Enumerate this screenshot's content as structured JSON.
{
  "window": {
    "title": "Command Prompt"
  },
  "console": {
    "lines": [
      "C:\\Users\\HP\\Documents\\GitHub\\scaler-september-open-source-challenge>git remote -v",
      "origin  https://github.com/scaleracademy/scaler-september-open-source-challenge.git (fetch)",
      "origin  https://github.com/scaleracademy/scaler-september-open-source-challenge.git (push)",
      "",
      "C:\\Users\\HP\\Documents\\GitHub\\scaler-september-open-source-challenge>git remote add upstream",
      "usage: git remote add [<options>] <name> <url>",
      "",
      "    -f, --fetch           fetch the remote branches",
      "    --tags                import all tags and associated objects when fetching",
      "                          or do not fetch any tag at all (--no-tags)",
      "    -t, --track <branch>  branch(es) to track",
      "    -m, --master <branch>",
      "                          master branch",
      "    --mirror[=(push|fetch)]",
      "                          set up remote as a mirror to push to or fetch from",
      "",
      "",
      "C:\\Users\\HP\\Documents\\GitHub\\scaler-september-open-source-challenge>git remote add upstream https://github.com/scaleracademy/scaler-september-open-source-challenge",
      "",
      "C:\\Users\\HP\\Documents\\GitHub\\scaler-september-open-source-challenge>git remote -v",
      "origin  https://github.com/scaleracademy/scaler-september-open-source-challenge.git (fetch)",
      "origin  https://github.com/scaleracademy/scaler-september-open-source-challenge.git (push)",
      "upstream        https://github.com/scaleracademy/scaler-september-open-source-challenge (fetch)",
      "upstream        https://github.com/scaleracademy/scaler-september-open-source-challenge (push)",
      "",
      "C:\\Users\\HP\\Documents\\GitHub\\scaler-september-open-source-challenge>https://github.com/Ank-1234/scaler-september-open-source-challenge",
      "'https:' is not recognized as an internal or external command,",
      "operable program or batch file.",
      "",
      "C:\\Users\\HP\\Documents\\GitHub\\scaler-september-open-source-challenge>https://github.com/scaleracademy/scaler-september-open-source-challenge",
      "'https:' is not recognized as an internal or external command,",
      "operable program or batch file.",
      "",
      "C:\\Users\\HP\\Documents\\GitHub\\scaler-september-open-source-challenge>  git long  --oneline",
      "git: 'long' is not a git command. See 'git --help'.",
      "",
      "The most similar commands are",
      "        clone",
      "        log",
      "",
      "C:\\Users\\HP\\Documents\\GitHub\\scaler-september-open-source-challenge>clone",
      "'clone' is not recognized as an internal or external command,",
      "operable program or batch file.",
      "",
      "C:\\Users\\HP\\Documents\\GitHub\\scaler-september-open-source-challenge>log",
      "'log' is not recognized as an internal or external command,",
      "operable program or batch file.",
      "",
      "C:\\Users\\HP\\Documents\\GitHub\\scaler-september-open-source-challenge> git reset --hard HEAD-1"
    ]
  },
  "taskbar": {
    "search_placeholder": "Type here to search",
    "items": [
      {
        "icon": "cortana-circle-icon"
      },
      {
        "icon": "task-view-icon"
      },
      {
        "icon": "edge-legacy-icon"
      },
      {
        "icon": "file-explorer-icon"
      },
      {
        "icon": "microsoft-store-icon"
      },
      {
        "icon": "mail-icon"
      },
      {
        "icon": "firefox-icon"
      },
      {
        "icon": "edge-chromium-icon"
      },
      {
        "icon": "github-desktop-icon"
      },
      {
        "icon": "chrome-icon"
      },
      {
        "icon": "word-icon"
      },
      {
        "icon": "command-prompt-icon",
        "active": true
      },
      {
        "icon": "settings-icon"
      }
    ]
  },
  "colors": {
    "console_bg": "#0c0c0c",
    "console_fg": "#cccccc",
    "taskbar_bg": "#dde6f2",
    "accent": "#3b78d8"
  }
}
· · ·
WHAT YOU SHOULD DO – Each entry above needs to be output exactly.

EXERCISE RESULT –
Enumerate this screenshot's content as structured JSON.
{
  "window": {
    "title": "Command Prompt"
  },
  "console": {
    "lines": [
      "C:\\Users\\HP\\Documents\\GitHub\\scaler-september-open-source-challenge>git remote -v",
      "origin  https://github.com/scaleracademy/scaler-september-open-source-challenge.git (fetch)",
      "origin  https://github.com/scaleracademy/scaler-september-open-source-challenge.git (push)",
      "",
      "C:\\Users\\HP\\Documents\\GitHub\\scaler-september-open-source-challenge>git remote add upstream",
      "usage: git remote add [<options>] <name> <url>",
      "",
      "    -f, --fetch           fetch the remote branches",
      "    --tags                import all tags and associated objects when fetching",
      "                          or do not fetch any tag at all (--no-tags)",
      "    -t, --track <branch>  branch(es) to track",
      "    -m, --master <branch>",
      "                          master branch",
      "    --mirror[=(push|fetch)]",
      "                          set up remote as a mirror to push to or fetch from",
      "",
      "",
      "C:\\Users\\HP\\Documents\\GitHub\\scaler-september-open-source-challenge>git remote add upstream https://github.com/scaleracademy/scaler-september-open-source-challenge",
      "",
      "C:\\Users\\HP\\Documents\\GitHub\\scaler-september-open-source-challenge>git remote -v",
      "origin  https://github.com/scaleracademy/scaler-september-open-source-challenge.git (fetch)",
      "origin  https://github.com/scaleracademy/scaler-september-open-source-challenge.git (push)",
      "upstream        https://github.com/scaleracademy/scaler-september-open-source-challenge (fetch)",
      "upstream        https://github.com/scaleracademy/scaler-september-open-source-challenge (push)",
      "",
      "C:\\Users\\HP\\Documents\\GitHub\\scaler-september-open-source-challenge>https://github.com/Ank-1234/scaler-september-open-source-challenge",
      "'https:' is not recognized as an internal or external command,",
      "operable program or batch file.",
      "",
      "C:\\Users\\HP\\Documents\\GitHub\\scaler-september-open-source-challenge>https://github.com/scaleracademy/scaler-september-open-source-challenge",
      "'https:' is not recognized as an internal or external command,",
      "operable program or batch file.",
      "",
      "C:\\Users\\HP\\Documents\\GitHub\\scaler-september-open-source-challenge>  git long  --oneline",
      "git: 'long' is not a git command. See 'git --help'.",
      "",
      "The most similar commands are",
      "        clone",
      "        log",
      "",
      "C:\\Users\\HP\\Documents\\GitHub\\scaler-september-open-source-challenge>clone",
      "'clone' is not recognized as an internal or external command,",
      "operable program or batch file.",
      "",
      "C:\\Users\\HP\\Documents\\GitHub\\scaler-september-open-source-challenge>log",
      "'log' is not recognized as an internal or external command,",
      "operable program or batch file.",
      "",
      "C:\\Users\\HP\\Documents\\GitHub\\scaler-september-open-source-challenge> git reset --hard HEAD-1"
    ]
  },
  "taskbar": {
    "search_placeholder": "Type here to search",
    "items": [
      {
        "icon": "cortana-circle-icon"
      },
      {
        "icon": "task-view-icon"
      },
      {
        "icon": "edge-legacy-icon"
      },
      {
        "icon": "file-explorer-icon"
      },
      {
        "icon": "microsoft-store-icon"
      },
      {
        "icon": "mail-icon"
      },
      {
        "icon": "firefox-icon"
      },
      {
        "icon": "edge-chromium-icon"
      },
      {
        "icon": "github-desktop-icon"
      },
      {
        "icon": "chrome-icon"
      },
      {
        "icon": "word-icon"
      },
      {
        "icon": "command-prompt-icon",
        "active": true
      },
      {
        "icon": "settings-icon"
      }
    ]
  },
  "colors": {
    "console_bg": "#0c0c0c",
    "console_fg": "#cccccc",
    "taskbar_bg": "#dde6f2",
    "accent": "#3b78d8"
  }
}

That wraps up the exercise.